Data extracted from a collection:
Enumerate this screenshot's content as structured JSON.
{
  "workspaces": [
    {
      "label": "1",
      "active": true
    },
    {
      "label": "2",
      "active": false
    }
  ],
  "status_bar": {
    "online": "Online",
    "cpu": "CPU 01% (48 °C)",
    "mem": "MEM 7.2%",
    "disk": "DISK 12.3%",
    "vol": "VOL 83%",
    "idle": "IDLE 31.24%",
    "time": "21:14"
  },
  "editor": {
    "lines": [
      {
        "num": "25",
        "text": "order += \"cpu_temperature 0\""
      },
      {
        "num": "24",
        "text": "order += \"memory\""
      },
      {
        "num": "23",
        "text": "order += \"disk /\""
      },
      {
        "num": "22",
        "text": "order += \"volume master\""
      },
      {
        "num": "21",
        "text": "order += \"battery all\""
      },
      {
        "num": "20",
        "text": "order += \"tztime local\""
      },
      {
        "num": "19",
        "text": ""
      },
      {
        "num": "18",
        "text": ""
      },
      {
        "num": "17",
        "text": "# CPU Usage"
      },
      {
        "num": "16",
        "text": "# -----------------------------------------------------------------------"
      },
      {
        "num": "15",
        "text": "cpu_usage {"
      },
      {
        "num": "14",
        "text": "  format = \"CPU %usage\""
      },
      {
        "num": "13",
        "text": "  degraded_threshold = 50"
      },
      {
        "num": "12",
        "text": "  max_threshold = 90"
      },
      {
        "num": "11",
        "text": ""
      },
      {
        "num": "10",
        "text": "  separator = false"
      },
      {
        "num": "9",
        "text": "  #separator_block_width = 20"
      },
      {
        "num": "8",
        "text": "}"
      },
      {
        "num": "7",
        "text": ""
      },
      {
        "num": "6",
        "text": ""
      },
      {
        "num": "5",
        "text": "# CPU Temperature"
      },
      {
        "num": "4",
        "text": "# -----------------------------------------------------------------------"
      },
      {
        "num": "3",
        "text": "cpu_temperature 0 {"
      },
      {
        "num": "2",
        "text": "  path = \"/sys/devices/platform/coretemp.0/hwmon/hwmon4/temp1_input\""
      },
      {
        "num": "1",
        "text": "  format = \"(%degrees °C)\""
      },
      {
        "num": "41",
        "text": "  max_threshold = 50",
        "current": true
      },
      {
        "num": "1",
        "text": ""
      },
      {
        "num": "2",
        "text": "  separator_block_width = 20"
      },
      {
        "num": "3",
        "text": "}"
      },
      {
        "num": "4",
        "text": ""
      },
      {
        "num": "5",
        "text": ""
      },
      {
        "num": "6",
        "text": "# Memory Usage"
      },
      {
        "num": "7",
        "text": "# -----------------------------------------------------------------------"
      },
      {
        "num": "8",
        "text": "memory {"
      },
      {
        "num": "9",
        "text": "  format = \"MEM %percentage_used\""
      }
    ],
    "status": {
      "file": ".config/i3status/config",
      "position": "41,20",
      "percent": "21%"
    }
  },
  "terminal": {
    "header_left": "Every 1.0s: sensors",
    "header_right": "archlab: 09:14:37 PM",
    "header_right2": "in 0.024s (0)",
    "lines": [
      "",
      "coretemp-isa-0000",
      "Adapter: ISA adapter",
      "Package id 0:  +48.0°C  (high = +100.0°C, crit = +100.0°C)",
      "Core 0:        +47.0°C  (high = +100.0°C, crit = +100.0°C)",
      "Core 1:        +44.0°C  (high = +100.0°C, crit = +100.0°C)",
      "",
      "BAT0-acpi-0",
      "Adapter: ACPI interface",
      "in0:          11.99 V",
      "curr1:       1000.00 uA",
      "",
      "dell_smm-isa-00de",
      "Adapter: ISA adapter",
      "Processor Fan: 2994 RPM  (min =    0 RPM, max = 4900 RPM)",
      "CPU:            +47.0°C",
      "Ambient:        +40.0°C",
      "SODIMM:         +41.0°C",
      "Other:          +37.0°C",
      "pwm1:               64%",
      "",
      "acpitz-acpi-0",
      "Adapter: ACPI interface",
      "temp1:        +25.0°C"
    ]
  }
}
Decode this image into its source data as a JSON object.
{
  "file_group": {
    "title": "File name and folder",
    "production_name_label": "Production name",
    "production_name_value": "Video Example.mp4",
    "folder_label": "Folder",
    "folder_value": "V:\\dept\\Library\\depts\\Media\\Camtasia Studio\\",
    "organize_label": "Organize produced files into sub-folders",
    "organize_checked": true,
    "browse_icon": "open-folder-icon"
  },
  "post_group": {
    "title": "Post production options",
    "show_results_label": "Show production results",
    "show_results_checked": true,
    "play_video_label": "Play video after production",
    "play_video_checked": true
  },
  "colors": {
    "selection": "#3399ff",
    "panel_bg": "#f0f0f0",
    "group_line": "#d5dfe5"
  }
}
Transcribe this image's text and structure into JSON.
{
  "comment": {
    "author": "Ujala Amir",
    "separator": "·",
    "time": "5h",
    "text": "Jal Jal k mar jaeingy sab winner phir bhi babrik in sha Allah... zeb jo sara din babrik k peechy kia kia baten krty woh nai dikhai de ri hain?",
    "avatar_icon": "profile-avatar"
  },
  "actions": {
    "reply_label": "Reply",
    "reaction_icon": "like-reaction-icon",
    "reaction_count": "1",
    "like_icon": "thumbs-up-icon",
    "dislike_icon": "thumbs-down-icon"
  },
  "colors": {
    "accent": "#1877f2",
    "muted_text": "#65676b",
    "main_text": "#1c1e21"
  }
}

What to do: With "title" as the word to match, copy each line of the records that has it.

Exercise response:
    "title": "File name and folder",
    "title": "Post production options",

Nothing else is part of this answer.